Pick out all lines with the word "JSON" from the records that follow.

▶ **DATA EXCERPTS**
+ + +

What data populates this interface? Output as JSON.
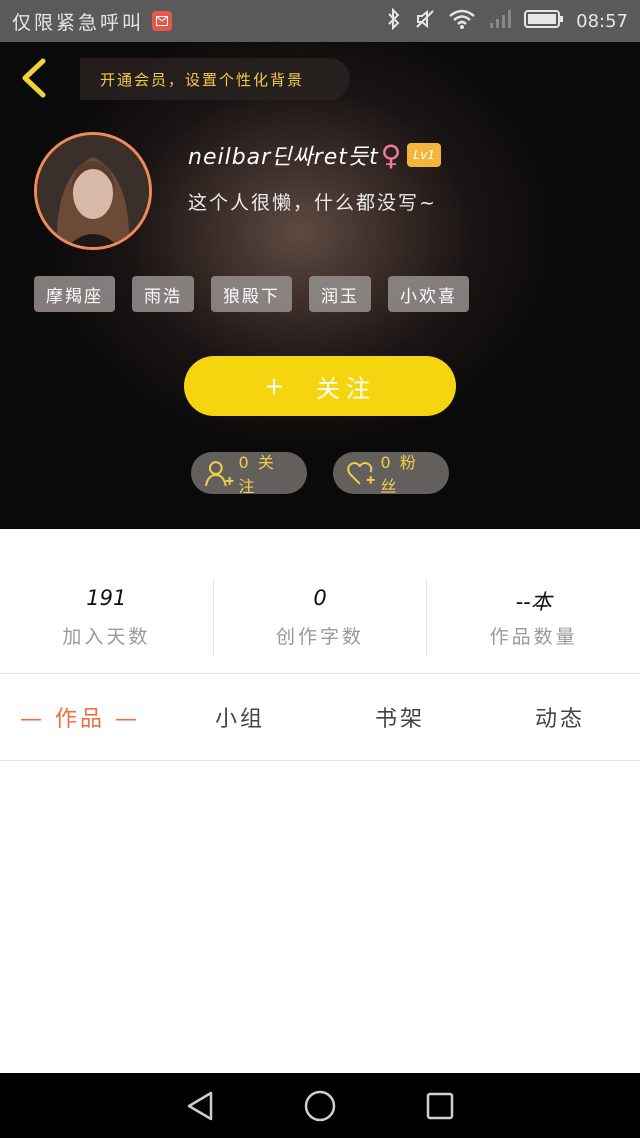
{
  "status_bar": {
    "carrier_text": "仅限紧急呼叫",
    "time": "08:57",
    "icons": [
      "mail-icon",
      "bluetooth-icon",
      "mute-icon",
      "wifi-icon",
      "signal-icon",
      "battery-icon"
    ]
  },
  "header": {
    "vip_prompt": "开通会员，设置个性化背景"
  },
  "profile": {
    "username": "neilbar딘싸ret듯t",
    "gender_symbol": "♀",
    "level": "Lv1",
    "bio": "这个人很懒，什么都没写~",
    "tags": [
      "摩羯座",
      "雨浩",
      "狼殿下",
      "润玉",
      "小欢喜"
    ]
  },
  "actions": {
    "follow_plus": "+",
    "follow_label": "关注",
    "following_text": "0 关注",
    "fans_text": "0 粉丝"
  },
  "counters": [
    {
      "value": "191",
      "label": "加入天数"
    },
    {
      "value": "0",
      "label": "创作字数"
    },
    {
      "value": "--本",
      "label": "作品数量"
    }
  ],
  "tabs": [
    {
      "label": "— 作品 —",
      "active": true
    },
    {
      "label": "小组",
      "active": false
    },
    {
      "label": "书架",
      "active": false
    },
    {
      "label": "动态",
      "active": false
    }
  ],
  "colors": {
    "accent_yellow": "#f5d50f",
    "tab_active": "#ef6f3e",
    "vip_text": "#f4c948",
    "avatar_ring": "#ef8a5c",
    "level_badge": "#f3b53b"
  }
}
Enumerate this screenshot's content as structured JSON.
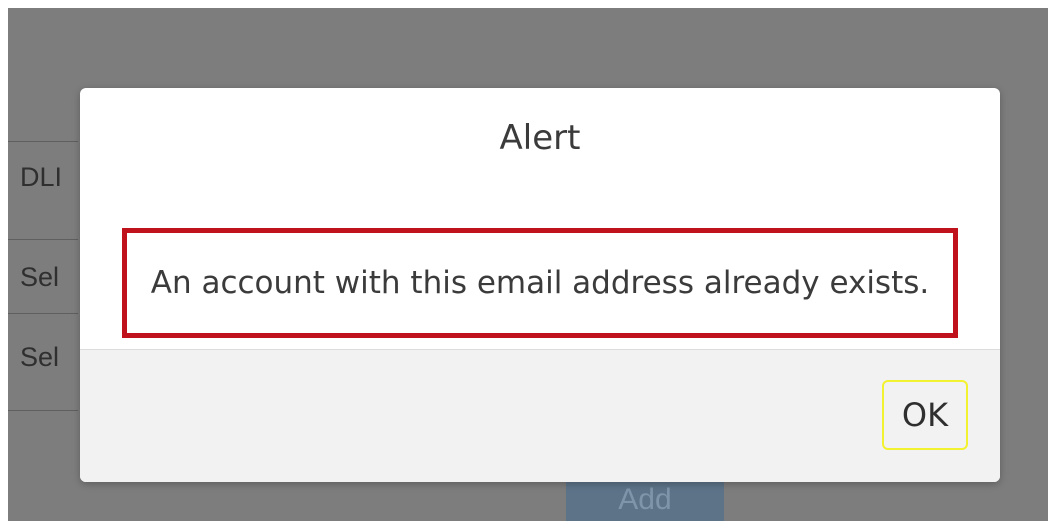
{
  "background": {
    "rows": [
      {
        "label": "DLI"
      },
      {
        "label": "Sel"
      },
      {
        "label": "Sel"
      }
    ],
    "add_button": "Add"
  },
  "dialog": {
    "title": "Alert",
    "message": "An account with this email address already exists.",
    "ok_label": "OK"
  },
  "colors": {
    "overlay": "#7d7d7d",
    "message_highlight_border": "#c0121c",
    "ok_focus_border": "#f2f230",
    "footer_bg": "#f2f2f2"
  }
}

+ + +

▶ **WRITTEN RESPONSE**
What data populates this interface? Output as JSON.
Enumerate this screenshot's content as structured JSON.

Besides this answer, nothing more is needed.